The modern workplace is all about problem solving. It is the underlying aspect of every business which ultimately defines its success or failure. Computational thinking has become a necessary skill for the 21st century workforce and it enables them to deliver solutions in a smarter and more economical way. Gone are the days when the workforce had to work harder, now they need to think sharper, work smarter and deliver solutions faster. Equipping your workforce with computational thinking skills can help accelerate your productivity. We live in a world where everything is data-driven. Many jobs demand its employees to work their way through complex problems and break it down into forms that a computer can comprehend. For this, they need to think creatively from a computational perspective. This really helps the business, as now the workforce is working smarter and they are pushing solutions faster thereby saving time and money. The time spend on developing one solution reduces drastically and the resources can be re-allocated to the next within a shorter time span.
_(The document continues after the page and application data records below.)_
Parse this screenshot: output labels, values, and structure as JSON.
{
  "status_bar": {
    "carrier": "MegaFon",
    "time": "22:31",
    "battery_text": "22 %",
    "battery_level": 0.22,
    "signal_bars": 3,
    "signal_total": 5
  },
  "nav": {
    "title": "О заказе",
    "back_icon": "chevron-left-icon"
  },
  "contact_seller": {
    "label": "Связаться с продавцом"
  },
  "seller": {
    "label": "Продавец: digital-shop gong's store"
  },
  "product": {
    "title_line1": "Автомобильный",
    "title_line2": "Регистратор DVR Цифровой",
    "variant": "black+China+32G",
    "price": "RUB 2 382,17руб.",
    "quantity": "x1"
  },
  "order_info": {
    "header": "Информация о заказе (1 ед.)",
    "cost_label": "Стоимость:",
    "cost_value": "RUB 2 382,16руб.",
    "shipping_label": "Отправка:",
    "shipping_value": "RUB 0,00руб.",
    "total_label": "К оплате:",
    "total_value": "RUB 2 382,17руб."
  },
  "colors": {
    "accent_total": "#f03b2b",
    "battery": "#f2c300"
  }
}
At Accubits, we take this process seriously and it helps us drive innovation at an astounding rate. The workforce here embraces and nurtures every essence of this thought process thus increasing productivity which is key. It doesn’t matter how hard or smart you work, all that matters are the results. A smart workforce gets the job done faster and better than a hardworking workforce. Computational thinking helps a workforce become smarter by helping them acquire the right skills and enables them to identify the right tools for any given task. To understand more about how we can help your business grow by increasing the productivity of the workforce through computationally advanced tools, visit us at www.accubits.com.